#### [YOUR INSTRUCTIONS]
Using the material below, copy every line where "price" appears.

Start of Block

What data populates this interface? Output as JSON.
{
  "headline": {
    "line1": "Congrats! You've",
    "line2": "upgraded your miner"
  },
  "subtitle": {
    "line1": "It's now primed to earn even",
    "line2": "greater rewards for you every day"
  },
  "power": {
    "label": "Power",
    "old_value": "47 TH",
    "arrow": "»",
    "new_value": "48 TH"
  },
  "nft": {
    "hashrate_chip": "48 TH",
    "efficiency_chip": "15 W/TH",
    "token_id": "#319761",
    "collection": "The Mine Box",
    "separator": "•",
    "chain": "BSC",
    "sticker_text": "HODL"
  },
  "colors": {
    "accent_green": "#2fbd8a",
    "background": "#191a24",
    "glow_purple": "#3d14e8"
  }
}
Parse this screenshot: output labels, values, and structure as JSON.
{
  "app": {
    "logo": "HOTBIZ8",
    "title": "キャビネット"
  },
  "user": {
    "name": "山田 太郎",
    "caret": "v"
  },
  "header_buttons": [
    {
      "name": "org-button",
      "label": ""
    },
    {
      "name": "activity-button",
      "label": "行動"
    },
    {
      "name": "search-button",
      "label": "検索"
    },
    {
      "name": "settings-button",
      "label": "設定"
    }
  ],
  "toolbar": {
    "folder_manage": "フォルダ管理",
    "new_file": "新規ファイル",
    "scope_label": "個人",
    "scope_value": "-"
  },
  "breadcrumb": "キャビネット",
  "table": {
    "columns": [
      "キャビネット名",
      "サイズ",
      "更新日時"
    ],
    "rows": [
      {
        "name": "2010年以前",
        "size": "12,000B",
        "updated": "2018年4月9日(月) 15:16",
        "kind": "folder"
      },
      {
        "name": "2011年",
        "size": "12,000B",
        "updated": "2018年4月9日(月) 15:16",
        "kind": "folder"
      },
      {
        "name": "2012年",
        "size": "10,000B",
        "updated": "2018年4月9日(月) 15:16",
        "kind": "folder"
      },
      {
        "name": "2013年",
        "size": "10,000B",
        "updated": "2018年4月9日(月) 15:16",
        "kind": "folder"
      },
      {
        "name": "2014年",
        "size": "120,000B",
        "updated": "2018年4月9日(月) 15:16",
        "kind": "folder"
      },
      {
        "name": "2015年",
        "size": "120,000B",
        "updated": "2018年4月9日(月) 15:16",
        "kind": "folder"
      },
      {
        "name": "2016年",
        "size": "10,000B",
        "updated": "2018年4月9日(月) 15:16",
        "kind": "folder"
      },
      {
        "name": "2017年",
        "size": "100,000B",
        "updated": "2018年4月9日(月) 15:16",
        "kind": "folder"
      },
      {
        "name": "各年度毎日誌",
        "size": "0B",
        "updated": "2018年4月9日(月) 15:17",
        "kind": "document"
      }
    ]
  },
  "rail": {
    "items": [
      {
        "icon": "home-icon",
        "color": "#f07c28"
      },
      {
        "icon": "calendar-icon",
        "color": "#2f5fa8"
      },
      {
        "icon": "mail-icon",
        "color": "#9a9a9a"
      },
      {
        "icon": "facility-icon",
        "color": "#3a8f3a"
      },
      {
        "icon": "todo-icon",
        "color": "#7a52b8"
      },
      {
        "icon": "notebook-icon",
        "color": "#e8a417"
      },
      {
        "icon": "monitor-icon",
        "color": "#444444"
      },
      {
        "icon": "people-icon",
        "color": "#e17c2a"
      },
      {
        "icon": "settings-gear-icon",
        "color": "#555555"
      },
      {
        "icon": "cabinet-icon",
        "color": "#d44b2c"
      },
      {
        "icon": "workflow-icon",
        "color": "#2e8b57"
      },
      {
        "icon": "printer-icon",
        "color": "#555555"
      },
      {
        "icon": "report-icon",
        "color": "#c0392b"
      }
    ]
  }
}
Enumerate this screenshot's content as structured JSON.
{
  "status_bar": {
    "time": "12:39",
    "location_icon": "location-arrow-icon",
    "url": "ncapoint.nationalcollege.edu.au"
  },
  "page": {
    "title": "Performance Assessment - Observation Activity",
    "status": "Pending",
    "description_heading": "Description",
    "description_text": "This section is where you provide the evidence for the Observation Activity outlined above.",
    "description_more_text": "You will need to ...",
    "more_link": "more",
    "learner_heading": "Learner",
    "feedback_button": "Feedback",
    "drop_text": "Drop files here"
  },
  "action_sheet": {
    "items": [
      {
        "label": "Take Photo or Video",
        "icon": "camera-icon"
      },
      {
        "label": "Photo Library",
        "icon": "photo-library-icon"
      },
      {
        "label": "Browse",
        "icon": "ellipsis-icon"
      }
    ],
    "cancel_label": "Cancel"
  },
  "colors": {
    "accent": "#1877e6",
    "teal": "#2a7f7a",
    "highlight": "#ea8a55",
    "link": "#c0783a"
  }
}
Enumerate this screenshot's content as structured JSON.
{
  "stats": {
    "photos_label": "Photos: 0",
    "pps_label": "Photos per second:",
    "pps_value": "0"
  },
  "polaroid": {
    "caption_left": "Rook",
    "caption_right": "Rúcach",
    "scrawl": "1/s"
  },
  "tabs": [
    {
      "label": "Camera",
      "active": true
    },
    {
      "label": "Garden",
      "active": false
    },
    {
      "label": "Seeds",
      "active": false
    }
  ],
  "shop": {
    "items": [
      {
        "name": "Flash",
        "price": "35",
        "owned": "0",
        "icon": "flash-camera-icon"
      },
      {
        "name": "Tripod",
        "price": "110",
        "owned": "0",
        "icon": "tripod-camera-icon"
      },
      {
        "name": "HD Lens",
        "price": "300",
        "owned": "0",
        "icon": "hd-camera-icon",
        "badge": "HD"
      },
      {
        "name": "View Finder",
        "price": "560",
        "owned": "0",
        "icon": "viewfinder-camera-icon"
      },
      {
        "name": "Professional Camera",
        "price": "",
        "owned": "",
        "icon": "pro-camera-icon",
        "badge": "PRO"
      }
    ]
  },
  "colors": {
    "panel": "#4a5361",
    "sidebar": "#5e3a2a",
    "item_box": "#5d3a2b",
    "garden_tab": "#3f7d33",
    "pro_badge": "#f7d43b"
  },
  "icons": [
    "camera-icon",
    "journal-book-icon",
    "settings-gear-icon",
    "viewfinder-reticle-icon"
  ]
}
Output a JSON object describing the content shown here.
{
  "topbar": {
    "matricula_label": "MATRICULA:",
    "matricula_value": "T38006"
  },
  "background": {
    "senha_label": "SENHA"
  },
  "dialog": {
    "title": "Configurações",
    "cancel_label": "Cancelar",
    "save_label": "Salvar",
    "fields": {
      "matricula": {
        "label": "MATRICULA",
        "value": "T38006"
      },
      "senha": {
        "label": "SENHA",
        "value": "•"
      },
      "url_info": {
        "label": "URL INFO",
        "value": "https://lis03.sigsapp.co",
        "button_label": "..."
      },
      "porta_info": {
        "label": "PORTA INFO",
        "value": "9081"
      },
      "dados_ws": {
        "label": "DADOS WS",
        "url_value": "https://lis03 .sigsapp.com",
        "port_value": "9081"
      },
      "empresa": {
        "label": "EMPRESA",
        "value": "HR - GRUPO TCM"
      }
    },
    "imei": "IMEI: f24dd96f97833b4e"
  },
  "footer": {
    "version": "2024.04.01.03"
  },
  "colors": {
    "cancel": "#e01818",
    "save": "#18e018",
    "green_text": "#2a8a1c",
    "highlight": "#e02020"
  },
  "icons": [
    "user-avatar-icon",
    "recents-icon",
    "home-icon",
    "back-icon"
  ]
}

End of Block

#### [EXERCISE OUTPUT]
        "price": "35",
        "price": "110",
        "price": "300",
        "price": "560",
        "price": "",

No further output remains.